Arthur had always enjoyed playing the game. He had enjoyed the peaceful greens, the clean air, and the fellowship of his pals on the golf course for years. However, the unrelenting march of time and the toll it took on his eyesight had lately made him less enthusiastic.
One day, he came home looking very dejected. He entered the welcoming living room where Evelyn, his wife, was enjoying a cup of tea. He sagged into his favourite chair and sighed heavily, as though the entire world was on his shoulders.
He said to Evelyn, “That’s it,” in a resigned tone. I’m quitting golf. I couldn’t see where the ball went after I struck it since my eyesight has gotten so bad.
Evelyn, who has always been a kind and understanding wife, felt for her husband. She stood up, walked to the kitchen, came back, and handed Arthur’s shaking hands a warm cup of tea.
Evelyn couldn’t stand to watch her husband so discouraged when they sat down together. She had a thought that would reignite his passion for golf. “Arthur, why don’t you take my brother, Albert, with you and give it one more try?” she drew in closer.
Arthur blinked startledly. He questioned, “Albert?” This is not good. Your brother is 85 years old. He can’t solve my golfing problems.
Evelyn leaned closer while her eyes glistened with resolve. “Arthur,” she firmly said, “may be 85, but he has wonderful eyesight. I’m telling you, he might be the answer you’re looking for.
Arthur decided to follow his wife’s advise the following day. He asked his vivacious 85-year-old brother-in-law Albert to go with him to the golf course. Arthur was eager to try it one final time despite his initial doubt.
When they arrived at the golf course, the grass was still damp from dew. After standing on the tee, Arthur inhaled deeply and swung his club with all of his strength at the ball. He struggled to follow it as his eyes squinted down the fairway. He asked, turning to face Albert, “Did you see the ball?”
Of course, I did,” said Albert, who was watching from a distance and grinning wryly. I have excellent vision.
Arthur felt a flicker of optimism return. “That’s awesome! Tell me, then, where it went.
For a brief minute, Albert’s face wavered before he grinned and said, “Well, you see, Arthur, my memory isn’t what it used to be. I’m not sure where it went.

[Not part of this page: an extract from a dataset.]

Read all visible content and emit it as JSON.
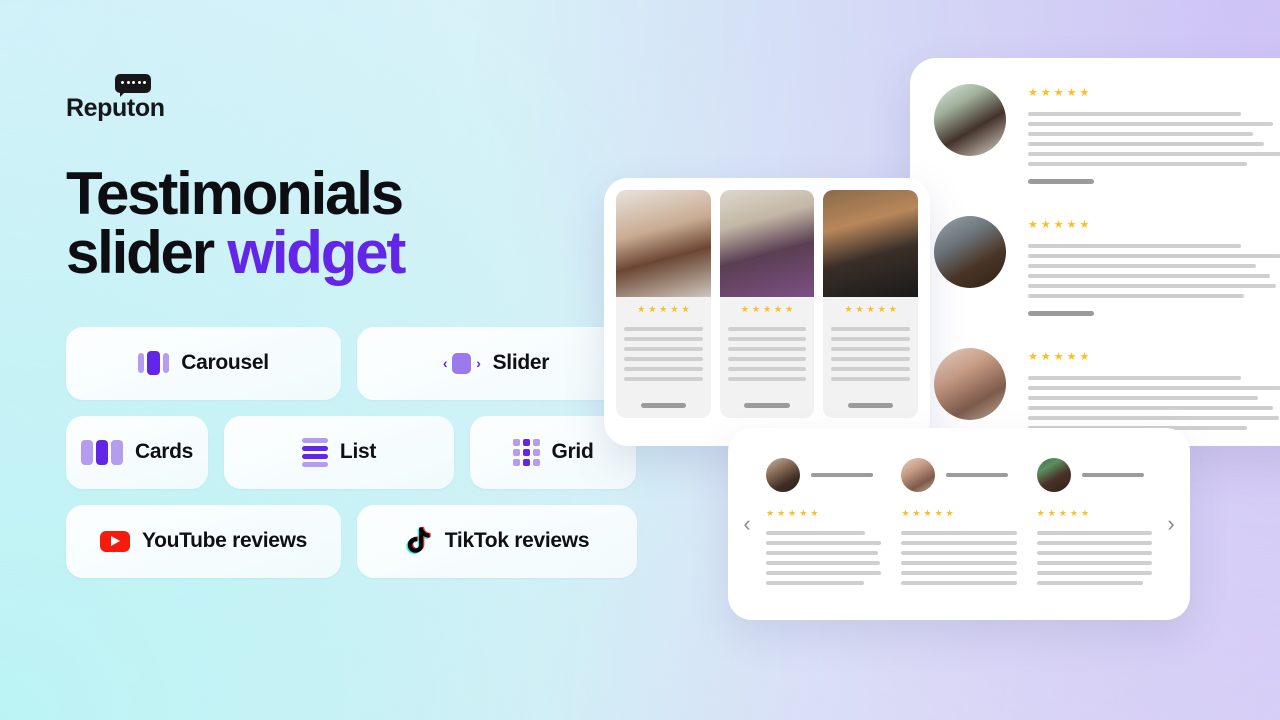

When Arthur and Albert started laughing, their concerns and annoyances vanished into the cool morning air. It served as a timely reminder that, when faced with difficulties, a good chuckle and a little company may go a long way.

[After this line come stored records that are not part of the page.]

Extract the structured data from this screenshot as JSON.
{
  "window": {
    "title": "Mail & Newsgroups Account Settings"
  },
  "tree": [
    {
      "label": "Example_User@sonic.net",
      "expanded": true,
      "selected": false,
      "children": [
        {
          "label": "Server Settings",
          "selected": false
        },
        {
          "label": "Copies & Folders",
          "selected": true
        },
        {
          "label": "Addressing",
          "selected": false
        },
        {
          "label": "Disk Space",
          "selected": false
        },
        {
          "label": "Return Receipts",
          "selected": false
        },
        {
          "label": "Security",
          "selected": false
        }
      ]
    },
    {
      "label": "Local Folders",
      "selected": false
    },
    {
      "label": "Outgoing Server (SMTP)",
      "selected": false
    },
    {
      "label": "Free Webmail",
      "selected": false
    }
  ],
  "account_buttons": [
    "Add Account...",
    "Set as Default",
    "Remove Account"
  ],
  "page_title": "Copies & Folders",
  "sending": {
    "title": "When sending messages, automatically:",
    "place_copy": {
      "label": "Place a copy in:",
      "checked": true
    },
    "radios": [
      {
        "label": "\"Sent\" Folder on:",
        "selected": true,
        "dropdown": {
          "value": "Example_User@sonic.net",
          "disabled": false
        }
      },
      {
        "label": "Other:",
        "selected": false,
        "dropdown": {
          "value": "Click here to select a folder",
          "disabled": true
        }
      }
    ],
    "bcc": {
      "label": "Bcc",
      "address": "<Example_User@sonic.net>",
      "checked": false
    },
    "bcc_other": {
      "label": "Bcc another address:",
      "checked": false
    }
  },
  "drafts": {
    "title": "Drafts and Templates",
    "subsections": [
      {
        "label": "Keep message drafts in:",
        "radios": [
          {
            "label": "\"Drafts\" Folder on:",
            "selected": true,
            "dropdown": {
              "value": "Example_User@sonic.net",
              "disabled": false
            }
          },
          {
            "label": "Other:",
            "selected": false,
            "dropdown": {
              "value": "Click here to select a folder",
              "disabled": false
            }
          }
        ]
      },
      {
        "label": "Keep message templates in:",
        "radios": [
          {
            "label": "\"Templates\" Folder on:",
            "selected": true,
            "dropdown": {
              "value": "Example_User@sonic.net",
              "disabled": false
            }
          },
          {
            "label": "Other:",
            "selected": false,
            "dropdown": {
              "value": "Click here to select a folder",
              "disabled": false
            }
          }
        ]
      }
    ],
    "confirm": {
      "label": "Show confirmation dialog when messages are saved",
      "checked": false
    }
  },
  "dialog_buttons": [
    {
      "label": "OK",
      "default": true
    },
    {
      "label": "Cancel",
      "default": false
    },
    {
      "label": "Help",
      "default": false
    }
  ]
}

The two brothers-in-law discovered happiness as they resumed their round of golf in the imperfect, wonderful moments that life has to offer rather than in the flawless swings or the ideal vision. With each swing, kids learned that family ties and a love of the game persisted even after the ball was misplaced in the distance.